§ What this task involves: Repeat the data word for word. Do not include the pictures.

### Input data ###

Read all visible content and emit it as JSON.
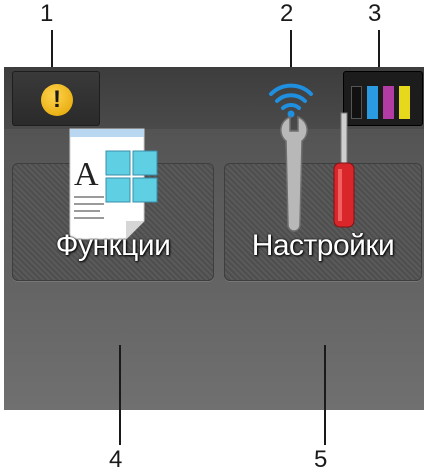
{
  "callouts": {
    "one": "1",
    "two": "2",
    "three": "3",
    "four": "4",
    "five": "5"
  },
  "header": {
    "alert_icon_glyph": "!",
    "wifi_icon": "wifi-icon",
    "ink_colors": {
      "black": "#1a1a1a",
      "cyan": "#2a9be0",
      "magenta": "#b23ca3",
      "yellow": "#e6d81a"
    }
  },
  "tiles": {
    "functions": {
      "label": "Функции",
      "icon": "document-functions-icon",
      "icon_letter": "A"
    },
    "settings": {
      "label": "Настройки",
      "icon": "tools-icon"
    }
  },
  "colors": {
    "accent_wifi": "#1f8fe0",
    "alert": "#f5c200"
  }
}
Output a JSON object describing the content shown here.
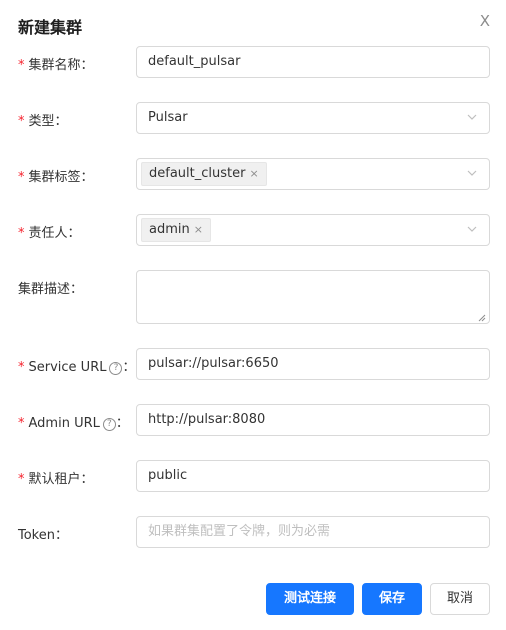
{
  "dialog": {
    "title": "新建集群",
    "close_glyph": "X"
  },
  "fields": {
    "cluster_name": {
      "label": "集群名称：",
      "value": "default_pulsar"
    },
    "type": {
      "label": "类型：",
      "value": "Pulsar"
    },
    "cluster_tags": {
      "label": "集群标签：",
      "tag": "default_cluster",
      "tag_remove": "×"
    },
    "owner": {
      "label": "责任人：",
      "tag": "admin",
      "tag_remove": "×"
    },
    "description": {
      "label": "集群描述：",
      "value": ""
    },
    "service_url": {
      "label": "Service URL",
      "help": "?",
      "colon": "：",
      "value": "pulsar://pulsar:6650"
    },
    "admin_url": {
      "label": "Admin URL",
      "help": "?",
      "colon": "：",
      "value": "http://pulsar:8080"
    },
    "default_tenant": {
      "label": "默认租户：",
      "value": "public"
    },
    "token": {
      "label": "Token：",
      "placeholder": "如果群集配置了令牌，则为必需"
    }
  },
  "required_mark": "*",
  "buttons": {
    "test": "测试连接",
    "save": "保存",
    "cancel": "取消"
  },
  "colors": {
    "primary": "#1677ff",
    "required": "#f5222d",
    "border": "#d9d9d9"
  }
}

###

§ Result:
Read all visible content and emit it as JSON.
{
  "callouts": {
    "one": "1",
    "two": "2",
    "three": "3",
    "four": "4",
    "five": "5"
  },
  "header": {
    "alert_icon_glyph": "!",
    "wifi_icon": "wifi-icon",
    "ink_colors": {
      "black": "#1a1a1a",
      "cyan": "#2a9be0",
      "magenta": "#b23ca3",
      "yellow": "#e6d81a"
    }
  },
  "tiles": {
    "functions": {
      "label": "Функции",
      "icon": "document-functions-icon",
      "icon_letter": "A"
    },
    "settings": {
      "label": "Настройки",
      "icon": "tools-icon"
    }
  },
  "colors": {
    "accent_wifi": "#1f8fe0",
    "alert": "#f5c200"
  }
}
Output a JSON object describing the content shown here.
{
  "dialog": {
    "title": "新建集群",
    "close_glyph": "X"
  },
  "fields": {
    "cluster_name": {
      "label": "集群名称：",
      "value": "default_pulsar"
    },
    "type": {
      "label": "类型：",
      "value": "Pulsar"
    },
    "cluster_tags": {
      "label": "集群标签：",
      "tag": "default_cluster",
      "tag_remove": "×"
    },
    "owner": {
      "label": "责任人：",
      "tag": "admin",
      "tag_remove": "×"
    },
    "description": {
      "label": "集群描述：",
      "value": ""
    },
    "service_url": {
      "label": "Service URL",
      "help": "?",
      "colon": "：",
      "value": "pulsar://pulsar:6650"
    },
    "admin_url": {
      "label": "Admin URL",
      "help": "?",
      "colon": "：",
      "value": "http://pulsar:8080"
    },
    "default_tenant": {
      "label": "默认租户：",
      "value": "public"
    },
    "token": {
      "label": "Token：",
      "placeholder": "如果群集配置了令牌，则为必需"
    }
  },
  "required_mark": "*",
  "buttons": {
    "test": "测试连接",
    "save": "保存",
    "cancel": "取消"
  },
  "colors": {
    "primary": "#1677ff",
    "required": "#f5222d",
    "border": "#d9d9d9"
  }
}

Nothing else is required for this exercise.